You may think that this problem is complex because of the —2 next to the variable x. We have the absolute value symbol isolated on one side and a positive number on the other. Solving this is just like another day in the park! The absolute value expression is not isolated yet. Solving Absolute Value Equations Solving absolute value equations is as easy as working with regular linear equations.

Download Version 1. Download Version 2. We use cookies to give you the best experience on our website. Otherwise, check your browser settings to turn cookies off or discontinue using the site. Cookie Policy.This equation is asking us to find all numbers, xthat are 3 units from zero on the number line. Step 1. If the absolute values of two expressions are equal, then either the two expressions are equal, or they are opposites.

This absolute value equation is set equal to minus 8, a negative number. By definition, the absolute value of an expression can never be negative.

Solving absolute value equations and inequalities

Hence, this equation has no solution. The symbol for no solution is a zero with a slash through it. The correct response: d. Rewrite as two equations and solve for x. Skip to content. Absolute value equations are useful in determining distance and error measurements. We must consider numbers both to the right and to the left of zero on the number line.

Notice that both 3 and -3 are three units from zero. Example 1 suggests a rule that we can use when solving absolute value equations. Solve each equation.

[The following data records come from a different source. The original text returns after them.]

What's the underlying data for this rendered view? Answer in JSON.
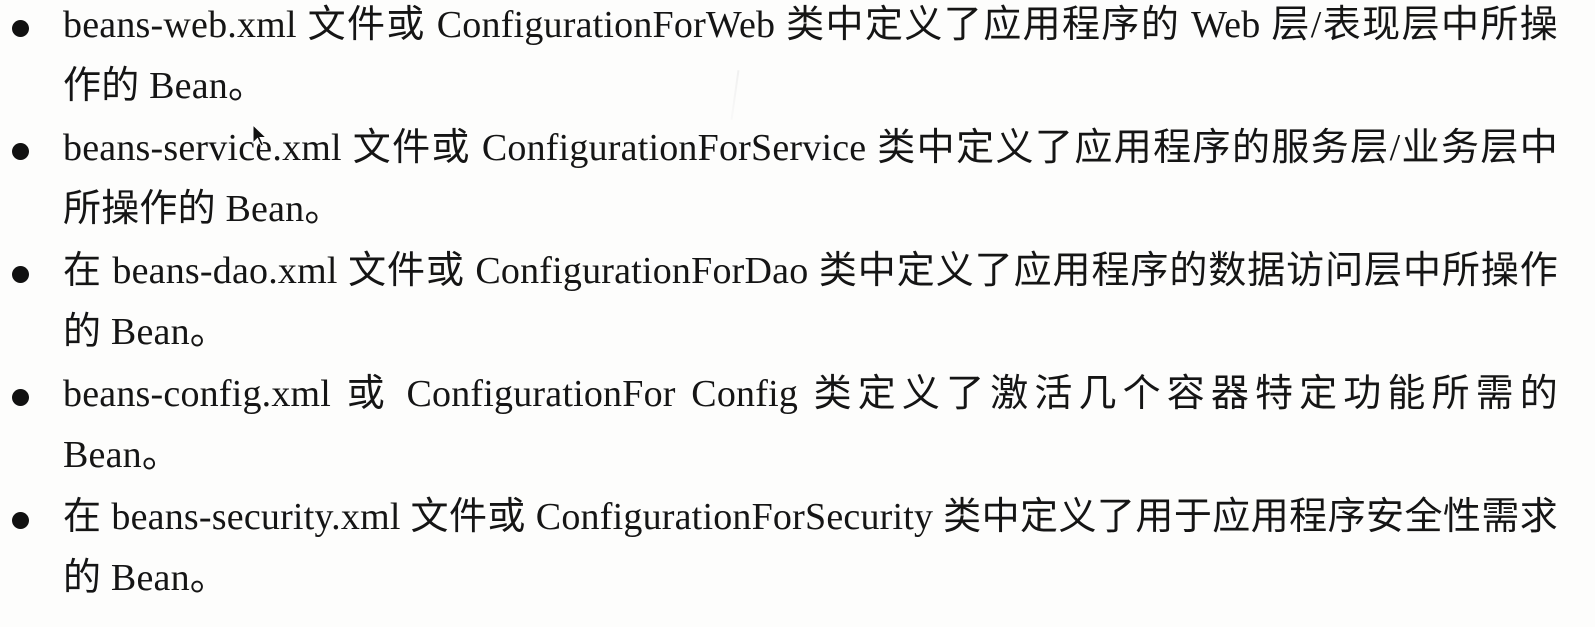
{
  "items": [
    {
      "text": "beans-web.xml 文件或 ConfigurationForWeb 类中定义了应用程序的 Web 层/表现层中所操作的 Bean。"
    },
    {
      "text": "beans-service.xml 文件或 ConfigurationForService 类中定义了应用程序的服务层/业务层中所操作的 Bean。"
    },
    {
      "text": "在 beans-dao.xml 文件或 ConfigurationForDao 类中定义了应用程序的数据访问层中所操作的 Bean。"
    },
    {
      "text": "beans-config.xml 或 ConfigurationFor Config 类定义了激活几个容器特定功能所需的 Bean。"
    },
    {
      "text": "在 beans-security.xml 文件或 ConfigurationForSecurity 类中定义了用于应用程序安全性需求的 Bean。"
    }
  ],
  "icons": {
    "cursor": "mouse-pointer-icon"
  }
}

Check the solutions. The absolute value of a number is never negative. This equation has no solution. Break the equation up into two equivalent equations.